* INSTRUCTIONS FOR THE TASK:
Can you retype every record below exactly as written?

=== Begin Enclosure ===

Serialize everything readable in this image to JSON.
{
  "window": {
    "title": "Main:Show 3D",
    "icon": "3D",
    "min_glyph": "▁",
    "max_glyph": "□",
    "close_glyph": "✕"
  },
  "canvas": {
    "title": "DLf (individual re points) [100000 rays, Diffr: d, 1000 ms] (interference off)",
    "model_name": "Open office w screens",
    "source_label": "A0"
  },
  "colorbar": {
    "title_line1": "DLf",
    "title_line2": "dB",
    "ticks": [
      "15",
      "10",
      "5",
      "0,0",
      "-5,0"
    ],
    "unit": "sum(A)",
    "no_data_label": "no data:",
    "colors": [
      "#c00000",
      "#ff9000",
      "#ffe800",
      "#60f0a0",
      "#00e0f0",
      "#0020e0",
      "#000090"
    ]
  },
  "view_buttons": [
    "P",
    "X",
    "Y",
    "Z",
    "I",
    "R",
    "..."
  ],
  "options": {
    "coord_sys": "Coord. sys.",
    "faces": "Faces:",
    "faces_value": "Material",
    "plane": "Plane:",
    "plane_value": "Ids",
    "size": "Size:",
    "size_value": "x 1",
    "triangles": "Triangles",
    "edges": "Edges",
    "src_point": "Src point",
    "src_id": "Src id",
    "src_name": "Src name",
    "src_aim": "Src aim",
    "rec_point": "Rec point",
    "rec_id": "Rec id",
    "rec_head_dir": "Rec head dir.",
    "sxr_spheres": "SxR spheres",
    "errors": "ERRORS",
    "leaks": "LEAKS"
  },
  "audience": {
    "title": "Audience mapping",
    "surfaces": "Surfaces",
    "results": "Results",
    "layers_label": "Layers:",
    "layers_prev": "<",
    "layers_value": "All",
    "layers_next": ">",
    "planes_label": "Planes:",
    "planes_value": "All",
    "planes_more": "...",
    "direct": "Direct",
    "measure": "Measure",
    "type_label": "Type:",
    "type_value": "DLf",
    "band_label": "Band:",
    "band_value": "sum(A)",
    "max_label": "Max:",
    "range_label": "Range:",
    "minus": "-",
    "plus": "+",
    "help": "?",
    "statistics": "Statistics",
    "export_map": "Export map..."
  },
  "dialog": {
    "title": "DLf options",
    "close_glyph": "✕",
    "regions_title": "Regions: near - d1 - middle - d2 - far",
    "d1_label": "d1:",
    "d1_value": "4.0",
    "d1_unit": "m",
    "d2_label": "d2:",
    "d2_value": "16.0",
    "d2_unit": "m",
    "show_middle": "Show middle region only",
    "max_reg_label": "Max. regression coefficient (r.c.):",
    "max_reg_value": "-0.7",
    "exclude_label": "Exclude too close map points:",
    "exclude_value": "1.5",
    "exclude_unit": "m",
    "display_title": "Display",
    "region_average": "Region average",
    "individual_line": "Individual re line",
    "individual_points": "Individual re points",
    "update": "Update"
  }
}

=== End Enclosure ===

* RESPONSE TO THE EXERCISE:
Serialize everything readable in this image to JSON.
{
  "window": {
    "title": "Main:Show 3D",
    "icon": "3D",
    "min_glyph": "▁",
    "max_glyph": "□",
    "close_glyph": "✕"
  },
  "canvas": {
    "title": "DLf (individual re points) [100000 rays, Diffr: d, 1000 ms] (interference off)",
    "model_name": "Open office w screens",
    "source_label": "A0"
  },
  "colorbar": {
    "title_line1": "DLf",
    "title_line2": "dB",
    "ticks": [
      "15",
      "10",
      "5",
      "0,0",
      "-5,0"
    ],
    "unit": "sum(A)",
    "no_data_label": "no data:",
    "colors": [
      "#c00000",
      "#ff9000",
      "#ffe800",
      "#60f0a0",
      "#00e0f0",
      "#0020e0",
      "#000090"
    ]
  },
  "view_buttons": [
    "P",
    "X",
    "Y",
    "Z",
    "I",
    "R",
    "..."
  ],
  "options": {
    "coord_sys": "Coord. sys.",
    "faces": "Faces:",
    "faces_value": "Material",
    "plane": "Plane:",
    "plane_value": "Ids",
    "size": "Size:",
    "size_value": "x 1",
    "triangles": "Triangles",
    "edges": "Edges",
    "src_point": "Src point",
    "src_id": "Src id",
    "src_name": "Src name",
    "src_aim": "Src aim",
    "rec_point": "Rec point",
    "rec_id": "Rec id",
    "rec_head_dir": "Rec head dir.",
    "sxr_spheres": "SxR spheres",
    "errors": "ERRORS",
    "leaks": "LEAKS"
  },
  "audience": {
    "title": "Audience mapping",
    "surfaces": "Surfaces",
    "results": "Results",
    "layers_label": "Layers:",
    "layers_prev": "<",
    "layers_value": "All",
    "layers_next": ">",
    "planes_label": "Planes:",
    "planes_value": "All",
    "planes_more": "...",
    "direct": "Direct",
    "measure": "Measure",
    "type_label": "Type:",
    "type_value": "DLf",
    "band_label": "Band:",
    "band_value": "sum(A)",
    "max_label": "Max:",
    "range_label": "Range:",
    "minus": "-",
    "plus": "+",
    "help": "?",
    "statistics": "Statistics",
    "export_map": "Export map..."
  },
  "dialog": {
    "title": "DLf options",
    "close_glyph": "✕",
    "regions_title": "Regions: near - d1 - middle - d2 - far",
    "d1_label": "d1:",
    "d1_value": "4.0",
    "d1_unit": "m",
    "d2_label": "d2:",
    "d2_value": "16.0",
    "d2_unit": "m",
    "show_middle": "Show middle region only",
    "max_reg_label": "Max. regression coefficient (r.c.):",
    "max_reg_value": "-0.7",
    "exclude_label": "Exclude too close map points:",
    "exclude_value": "1.5",
    "exclude_unit": "m",
    "display_title": "Display",
    "region_average": "Region average",
    "individual_line": "Individual re line",
    "individual_points": "Individual re points",
    "update": "Update"
  }
}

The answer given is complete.